*TASK STATEMENT:*
Copy every line of the records below that holds the word "name".

*INPUT RECORDS:*
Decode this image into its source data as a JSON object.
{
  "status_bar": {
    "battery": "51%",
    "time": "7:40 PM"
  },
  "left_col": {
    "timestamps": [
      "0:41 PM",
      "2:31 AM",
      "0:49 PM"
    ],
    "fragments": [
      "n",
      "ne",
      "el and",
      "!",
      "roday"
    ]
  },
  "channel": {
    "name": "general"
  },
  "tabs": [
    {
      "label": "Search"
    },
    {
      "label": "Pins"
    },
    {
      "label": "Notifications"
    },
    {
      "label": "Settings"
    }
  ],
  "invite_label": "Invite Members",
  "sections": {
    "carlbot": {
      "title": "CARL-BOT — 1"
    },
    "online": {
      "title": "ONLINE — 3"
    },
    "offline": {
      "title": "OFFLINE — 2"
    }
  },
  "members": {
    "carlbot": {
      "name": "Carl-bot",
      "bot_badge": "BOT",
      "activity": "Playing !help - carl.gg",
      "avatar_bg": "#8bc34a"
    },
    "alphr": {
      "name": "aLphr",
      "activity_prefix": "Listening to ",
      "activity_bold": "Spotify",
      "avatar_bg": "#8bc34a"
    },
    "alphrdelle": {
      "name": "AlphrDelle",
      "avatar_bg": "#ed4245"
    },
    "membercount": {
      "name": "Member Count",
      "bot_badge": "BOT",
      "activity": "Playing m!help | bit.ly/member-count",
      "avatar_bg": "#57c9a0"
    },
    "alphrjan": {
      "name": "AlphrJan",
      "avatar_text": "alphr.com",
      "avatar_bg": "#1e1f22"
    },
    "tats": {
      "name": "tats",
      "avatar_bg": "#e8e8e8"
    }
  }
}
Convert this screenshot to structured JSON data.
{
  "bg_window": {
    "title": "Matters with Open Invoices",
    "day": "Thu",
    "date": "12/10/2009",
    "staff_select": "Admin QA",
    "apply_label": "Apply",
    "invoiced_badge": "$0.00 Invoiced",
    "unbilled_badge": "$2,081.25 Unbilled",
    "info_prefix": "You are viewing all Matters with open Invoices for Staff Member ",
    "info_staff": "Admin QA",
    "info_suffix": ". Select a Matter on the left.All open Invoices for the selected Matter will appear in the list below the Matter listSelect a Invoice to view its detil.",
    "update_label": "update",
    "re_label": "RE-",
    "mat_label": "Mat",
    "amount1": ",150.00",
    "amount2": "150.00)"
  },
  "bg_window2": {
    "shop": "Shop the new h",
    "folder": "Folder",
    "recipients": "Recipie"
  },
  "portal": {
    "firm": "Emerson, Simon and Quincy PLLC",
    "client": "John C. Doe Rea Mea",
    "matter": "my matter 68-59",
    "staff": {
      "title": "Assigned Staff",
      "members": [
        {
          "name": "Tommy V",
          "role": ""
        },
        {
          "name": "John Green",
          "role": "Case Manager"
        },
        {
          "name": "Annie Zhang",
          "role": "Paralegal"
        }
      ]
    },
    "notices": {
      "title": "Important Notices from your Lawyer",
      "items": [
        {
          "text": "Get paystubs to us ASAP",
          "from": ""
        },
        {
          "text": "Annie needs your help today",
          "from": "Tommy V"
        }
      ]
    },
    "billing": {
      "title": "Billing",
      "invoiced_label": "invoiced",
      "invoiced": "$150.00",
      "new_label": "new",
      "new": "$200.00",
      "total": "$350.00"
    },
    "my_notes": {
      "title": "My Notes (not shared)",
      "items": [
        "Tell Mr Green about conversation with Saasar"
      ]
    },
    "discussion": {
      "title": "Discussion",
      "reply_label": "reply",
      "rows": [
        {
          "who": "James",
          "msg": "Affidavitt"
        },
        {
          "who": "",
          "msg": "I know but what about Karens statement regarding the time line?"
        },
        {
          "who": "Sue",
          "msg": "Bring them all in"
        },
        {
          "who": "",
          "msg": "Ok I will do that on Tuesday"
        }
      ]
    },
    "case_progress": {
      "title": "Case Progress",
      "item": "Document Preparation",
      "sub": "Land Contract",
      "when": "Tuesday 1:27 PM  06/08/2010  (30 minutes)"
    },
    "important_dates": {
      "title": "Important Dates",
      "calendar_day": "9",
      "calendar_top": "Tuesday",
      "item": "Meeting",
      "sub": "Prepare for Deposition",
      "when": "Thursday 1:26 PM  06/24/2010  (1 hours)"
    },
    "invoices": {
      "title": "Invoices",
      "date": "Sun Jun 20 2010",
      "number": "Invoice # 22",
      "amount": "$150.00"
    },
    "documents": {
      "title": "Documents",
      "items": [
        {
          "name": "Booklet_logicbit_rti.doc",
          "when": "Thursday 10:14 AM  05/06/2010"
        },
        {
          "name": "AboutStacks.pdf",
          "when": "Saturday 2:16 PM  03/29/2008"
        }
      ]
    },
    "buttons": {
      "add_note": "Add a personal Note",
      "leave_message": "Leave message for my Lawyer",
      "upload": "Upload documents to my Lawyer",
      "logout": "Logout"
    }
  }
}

*PROBLEM SOLUTION:*
    "name": "general"
      "name": "Carl-bot",
      "name": "aLphr",
      "name": "AlphrDelle",
      "name": "Member Count",
      "name": "AlphrJan",
      "name": "tats",
          "name": "Tommy V",
          "name": "John Green",
          "name": "Annie Zhang",
          "name": "Booklet_logicbit_rti.doc",
          "name": "AboutStacks.pdf",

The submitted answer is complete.